#### Math - 2019-20

# 7.12 - Linear Equations

7.12The student willsolvetwo-step linear equations in one variable, including practical problems that require the solution of a two-step linear equation in one variable.

*Adopted: 2016*

### BIG IDEAS

- I can find how far and how fast a bus travels, the number of fruits that can be purchased, how long it takes to
drain a swimming pool, how many hours I can afford to rent
roller blades when there is a cost for skate rental plus a per hour charge.

- I can translate real-life situations into equations to find unknown values and I will know that to maintain equality, an operation performed on one side of an equation must also be performed on the other side.

### UNDERSTANDING THE STANDARD

· An equation is a mathematical sentence that states that two expressions are equal.

· The solution to an equation is the value(s) that make it a true statement. Many equations have one solution and can be represented as a point on a number line.

· A variety of concrete materials such as colored chips, algebra tiles, or weights on a balance scale may be used to model solving equations in one variable.

· The inverse operation for addition is subtraction, and the inverse operation for multiplication is division.

·
A two-step
equation may include, but not be limited to equations such as the following:

2*x* + = -5; -25 = 7.2*x*
+ 1; = 4; *x* – 2 = 10.

·
An
expression is a representation of quantity. It may contain numbers, variables,
and/or operation symbols. It does not have an “equal sign (=)” (e.g.,, 5*x*, 140 - 38.2, 18 ∙
21, 5 + *x*).

·
An
expression that contains a variable is a variable expression. A variable
expression is like a phrase: as a phrase does not have a verb, so an expression
does not have an “equal sign (=).”

An expression cannot be solved.

·
A verbal
expression can be represented by a variable expression. Numbers are used when
they are known; variables are used when the numbers are unknown. For example, the verbal expression “a number
multiplied by 5” could be represented by “*n*
∙ 5” or “5*n*”.

·
An algebraic
expression is a variable expression that contains at least one variable (e.g.,
2*x* – 3).

·
A verbal
sentence is a complete word statement (e.g., “The sum of twice a number and two
is fifteen.” could be represented by “2*n*
+ 2 = 15”).

·
An algebraic
equation is a mathematical statement that says that two expressions are equal

(e.g., 2*x *– 8 = 7).

·
Properties
of real numbers and properties of equality can be applied when solving
equations, and justifying solutions. Students should use the following
properties, where appropriate, to further develop flexibility and fluency in
problem solving (limitations may exist for the values of *a*, *b*, or *c* in this standard):

- Commutative property of addition: .
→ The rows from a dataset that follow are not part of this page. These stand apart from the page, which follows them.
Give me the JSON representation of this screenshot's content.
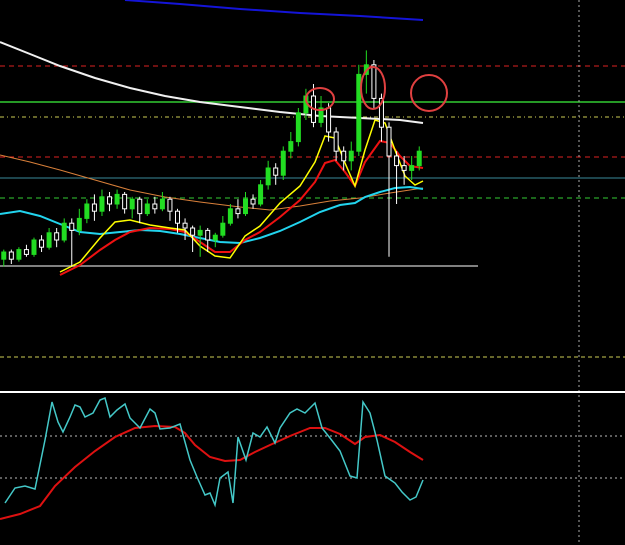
{
  "colors": {
    "background": "#000000",
    "bull": "#22dd22",
    "bear": "#ffffff",
    "ema_fast": "#ffff00",
    "ema_mid": "#ee1111",
    "ema_slow": "#22d4ee",
    "ma_orange": "#d9803a",
    "ma_white": "#f0f0f0",
    "ma_blue": "#1414d8",
    "level_red": "#dd2222",
    "level_green": "#33cc33",
    "level_cyan": "#3a8a9a",
    "level_gray": "#aaaaaa",
    "osc_k": "#44c8c8",
    "osc_d": "#dd1111",
    "annotation": "#e04040",
    "separator": "#ffffff",
    "grid": "#bbbbbb"
  },
  "chart_data": {
    "type": "candlestick",
    "grid": true,
    "x_range": [
      0,
      56
    ],
    "y_range": [
      0,
      100
    ],
    "candles": [
      [
        0.5,
        17.0,
        20.0,
        14.0,
        21.0
      ],
      [
        1.5,
        20.0,
        17.0,
        15.0,
        21.0
      ],
      [
        2.5,
        17.0,
        21.0,
        16.0,
        22.0
      ],
      [
        3.5,
        21.0,
        19.0,
        18.0,
        23.0
      ],
      [
        4.5,
        19.0,
        25.0,
        18.0,
        26.0
      ],
      [
        5.5,
        25.0,
        22.0,
        20.0,
        27.0
      ],
      [
        6.5,
        22.0,
        28.0,
        21.0,
        30.0
      ],
      [
        7.5,
        28.0,
        25.0,
        22.0,
        30.0
      ],
      [
        8.5,
        25.0,
        32.0,
        24.0,
        34.0
      ],
      [
        9.5,
        32.0,
        29.0,
        14.0,
        34.0
      ],
      [
        10.5,
        29.0,
        34.0,
        27.0,
        38.0
      ],
      [
        11.5,
        34.0,
        40.0,
        32.0,
        42.0
      ],
      [
        12.5,
        40.0,
        37.0,
        33.0,
        44.0
      ],
      [
        13.5,
        37.0,
        43.0,
        35.0,
        46.0
      ],
      [
        14.5,
        43.0,
        40.0,
        37.0,
        45.0
      ],
      [
        15.5,
        40.0,
        44.0,
        38.0,
        46.0
      ],
      [
        16.5,
        44.0,
        38.0,
        36.0,
        45.0
      ],
      [
        17.5,
        38.0,
        42.0,
        34.0,
        43.0
      ],
      [
        18.5,
        42.0,
        36.0,
        32.0,
        43.0
      ],
      [
        19.5,
        36.0,
        40.0,
        35.0,
        42.0
      ],
      [
        20.5,
        40.0,
        38.0,
        36.0,
        43.0
      ],
      [
        21.5,
        38.0,
        42.0,
        37.0,
        45.0
      ],
      [
        22.5,
        42.0,
        37.0,
        33.0,
        43.0
      ],
      [
        23.5,
        37.0,
        32.0,
        28.0,
        38.0
      ],
      [
        24.5,
        32.0,
        30.0,
        25.0,
        34.0
      ],
      [
        25.5,
        30.0,
        27.0,
        20.0,
        31.0
      ],
      [
        26.5,
        27.0,
        29.0,
        18.0,
        31.0
      ],
      [
        27.5,
        29.0,
        25.0,
        20.0,
        30.0
      ],
      [
        28.5,
        25.0,
        27.0,
        22.0,
        28.0
      ],
      [
        29.5,
        27.0,
        32.0,
        26.0,
        35.0
      ],
      [
        30.5,
        32.0,
        38.0,
        31.0,
        40.0
      ],
      [
        31.5,
        38.0,
        36.0,
        34.0,
        42.0
      ],
      [
        32.5,
        36.0,
        42.0,
        35.0,
        45.0
      ],
      [
        33.5,
        42.0,
        40.0,
        38.0,
        44.0
      ],
      [
        34.5,
        40.0,
        48.0,
        39.0,
        50.0
      ],
      [
        35.5,
        48.0,
        55.0,
        46.0,
        58.0
      ],
      [
        36.5,
        55.0,
        52.0,
        48.0,
        57.0
      ],
      [
        37.5,
        52.0,
        62.0,
        50.0,
        64.0
      ],
      [
        38.5,
        62.0,
        66.0,
        59.0,
        70.0
      ],
      [
        39.5,
        66.0,
        78.0,
        64.0,
        80.0
      ],
      [
        40.5,
        78.0,
        85.0,
        75.0,
        88.0
      ],
      [
        41.5,
        85.0,
        74.0,
        72.0,
        90.0
      ],
      [
        42.5,
        74.0,
        80.0,
        72.0,
        85.0
      ],
      [
        43.5,
        80.0,
        70.0,
        66.0,
        82.0
      ],
      [
        44.5,
        70.0,
        62.0,
        58.0,
        72.0
      ],
      [
        45.5,
        62.0,
        58.0,
        54.0,
        64.0
      ],
      [
        46.5,
        58.0,
        62.0,
        54.0,
        66.0
      ],
      [
        47.5,
        62.0,
        94.0,
        60.0,
        98.0
      ],
      [
        48.5,
        94.0,
        98.0,
        86.0,
        104.0
      ],
      [
        49.5,
        98.0,
        84.0,
        80.0,
        100.0
      ],
      [
        50.5,
        84.0,
        72.0,
        66.0,
        86.0
      ],
      [
        51.5,
        72.0,
        60.0,
        18.0,
        74.0
      ],
      [
        52.5,
        60.0,
        56.0,
        40.0,
        62.0
      ],
      [
        53.5,
        56.0,
        54.0,
        48.0,
        60.0
      ],
      [
        54.5,
        54.0,
        56.0,
        50.0,
        60.0
      ],
      [
        55.5,
        56.0,
        62.0,
        54.0,
        64.0
      ]
    ]
  }
}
- Commutative property of multiplication: .

- Subtraction and division are not commutative.

- The additive identity is zero (0) because any number added to zero is the number. The multiplicative identity is one (1) because any number multiplied by one is the number. There are no identity elements for subtraction and division.

- Identity property of addition (additive identity property): .

- Identity property of multiplication (multiplicative identity property): .

- Inverses are numbers that combine with other
numbers and result in identity elements

(e.g., 5 + (–5) = 0; · 5 = 1).

- Inverse property of addition (additive inverse property): .

- Inverse property of multiplication (multiplicative inverse property): .

- Zero has no multiplicative inverse.

- Multiplicative property of zero: .

- Division by zero is not a possible mathematical operation. It is undefined.

- Substitution property: If , then *b* can be
substituted for *a* in any expression,
equation, or inequality.

- Addition property of equality: If , then .

- Subtraction property of equality: If then .

- Multiplication property of equality: If then .

- Division property of equality: If then .### ESSENTIALS

- When solving an
equation, why is it important to perform identical operations on each side of
the equal sign?

An operation that is performed on one side of an equation must be performed on the other side to maintain equality.

**The student will use problem solving, mathematical
communication, mathematical reasoning, connections, and representations to**

·
7.12_{1} **Represent**
and **solve** two-step linear equations
in one variable using a variety of concrete materials and pictorial
representations.

·
7.12_{2} **Apply**
properties of real numbers and properties of equality to **solve **two-step linear
equations in one variable. Coefficients and numeric terms will be rational.

·
7.12_{3} **Confirm**
algebraic solutions to linear equations in one variable.

·
7.12_{6} **Solve**
practical problems that require the solution of a two-step linear equation.

### KEY VOCABULARY

linear equation, variable, solution, inverse operation, algebraic
sentence, balanced, solve, represent

*Updated: Jul 30, 2019*